### WHAT NEEDS TO BE DONE
Gather every line in the records below that contains the word "name".

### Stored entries
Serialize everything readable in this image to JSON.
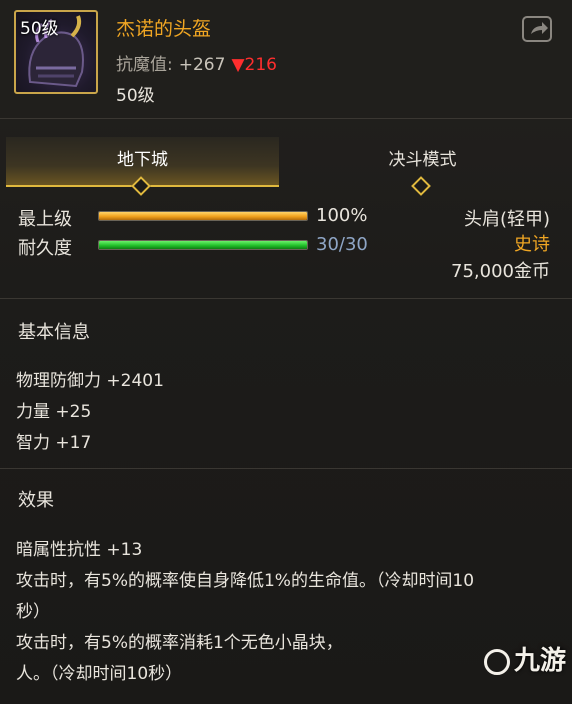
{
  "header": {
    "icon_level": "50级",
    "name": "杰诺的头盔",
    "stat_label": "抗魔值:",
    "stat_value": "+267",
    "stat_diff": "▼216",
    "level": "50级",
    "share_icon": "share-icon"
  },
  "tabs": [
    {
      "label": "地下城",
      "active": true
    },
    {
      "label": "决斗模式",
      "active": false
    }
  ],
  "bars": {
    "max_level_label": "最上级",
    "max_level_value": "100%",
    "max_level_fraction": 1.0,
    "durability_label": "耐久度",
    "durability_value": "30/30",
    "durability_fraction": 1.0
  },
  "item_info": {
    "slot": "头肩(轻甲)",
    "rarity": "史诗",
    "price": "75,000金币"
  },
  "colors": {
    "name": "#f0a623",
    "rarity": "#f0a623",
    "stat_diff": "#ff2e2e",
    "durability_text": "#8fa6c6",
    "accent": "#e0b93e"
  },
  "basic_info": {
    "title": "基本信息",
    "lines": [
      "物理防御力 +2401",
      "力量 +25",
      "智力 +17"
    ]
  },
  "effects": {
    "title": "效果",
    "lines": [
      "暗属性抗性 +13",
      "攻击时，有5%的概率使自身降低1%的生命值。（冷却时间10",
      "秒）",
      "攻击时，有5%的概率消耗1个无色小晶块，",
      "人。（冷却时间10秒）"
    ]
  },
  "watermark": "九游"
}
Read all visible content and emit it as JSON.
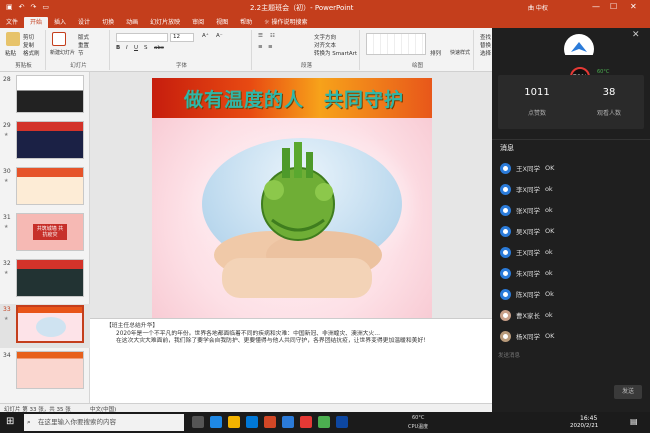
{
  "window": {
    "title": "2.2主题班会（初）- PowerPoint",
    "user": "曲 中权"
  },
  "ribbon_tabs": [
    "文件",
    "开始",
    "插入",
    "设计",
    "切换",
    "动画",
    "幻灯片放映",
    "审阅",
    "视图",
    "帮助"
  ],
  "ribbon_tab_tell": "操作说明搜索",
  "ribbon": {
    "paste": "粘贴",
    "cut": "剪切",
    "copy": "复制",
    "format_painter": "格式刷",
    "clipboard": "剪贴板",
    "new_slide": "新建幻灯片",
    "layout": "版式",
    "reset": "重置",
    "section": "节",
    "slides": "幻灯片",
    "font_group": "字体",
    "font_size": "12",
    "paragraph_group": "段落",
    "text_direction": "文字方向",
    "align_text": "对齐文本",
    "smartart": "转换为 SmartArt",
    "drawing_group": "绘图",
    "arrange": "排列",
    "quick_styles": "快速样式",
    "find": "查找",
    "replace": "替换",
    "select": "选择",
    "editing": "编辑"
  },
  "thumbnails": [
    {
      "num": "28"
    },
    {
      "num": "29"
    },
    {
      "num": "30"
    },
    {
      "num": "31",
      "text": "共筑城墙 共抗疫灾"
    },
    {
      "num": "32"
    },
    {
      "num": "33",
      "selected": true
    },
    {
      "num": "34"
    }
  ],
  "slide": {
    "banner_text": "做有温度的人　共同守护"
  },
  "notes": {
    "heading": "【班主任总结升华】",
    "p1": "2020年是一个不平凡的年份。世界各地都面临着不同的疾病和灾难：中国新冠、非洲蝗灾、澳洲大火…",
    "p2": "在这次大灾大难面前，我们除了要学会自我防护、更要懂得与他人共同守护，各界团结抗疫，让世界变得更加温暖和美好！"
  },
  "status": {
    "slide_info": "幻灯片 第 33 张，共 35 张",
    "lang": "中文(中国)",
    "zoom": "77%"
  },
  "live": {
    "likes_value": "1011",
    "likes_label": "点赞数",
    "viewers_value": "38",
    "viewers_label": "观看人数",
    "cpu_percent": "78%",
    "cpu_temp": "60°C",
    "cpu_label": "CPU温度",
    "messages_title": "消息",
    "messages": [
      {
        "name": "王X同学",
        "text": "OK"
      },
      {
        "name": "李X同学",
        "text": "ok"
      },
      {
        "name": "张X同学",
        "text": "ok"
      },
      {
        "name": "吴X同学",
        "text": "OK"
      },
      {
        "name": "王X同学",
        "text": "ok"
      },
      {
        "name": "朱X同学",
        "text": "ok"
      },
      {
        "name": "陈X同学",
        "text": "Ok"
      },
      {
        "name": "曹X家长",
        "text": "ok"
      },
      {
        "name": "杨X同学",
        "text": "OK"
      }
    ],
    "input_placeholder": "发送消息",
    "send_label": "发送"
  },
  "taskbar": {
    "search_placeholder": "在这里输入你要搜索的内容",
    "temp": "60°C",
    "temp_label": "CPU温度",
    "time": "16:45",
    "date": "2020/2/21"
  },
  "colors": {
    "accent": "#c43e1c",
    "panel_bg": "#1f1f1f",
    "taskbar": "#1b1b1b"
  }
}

### SOLUTION TO THE EXERCISE
    "name": "杰诺的头盔",
    "name": "#f0a623",
        "name": "王X同学",
        "name": "李X同学",
        "name": "张X同学",
        "name": "吴X同学",
        "name": "王X同学",
        "name": "朱X同学",
        "name": "陈X同学",
        "name": "曹X家长",
        "name": "杨X同学",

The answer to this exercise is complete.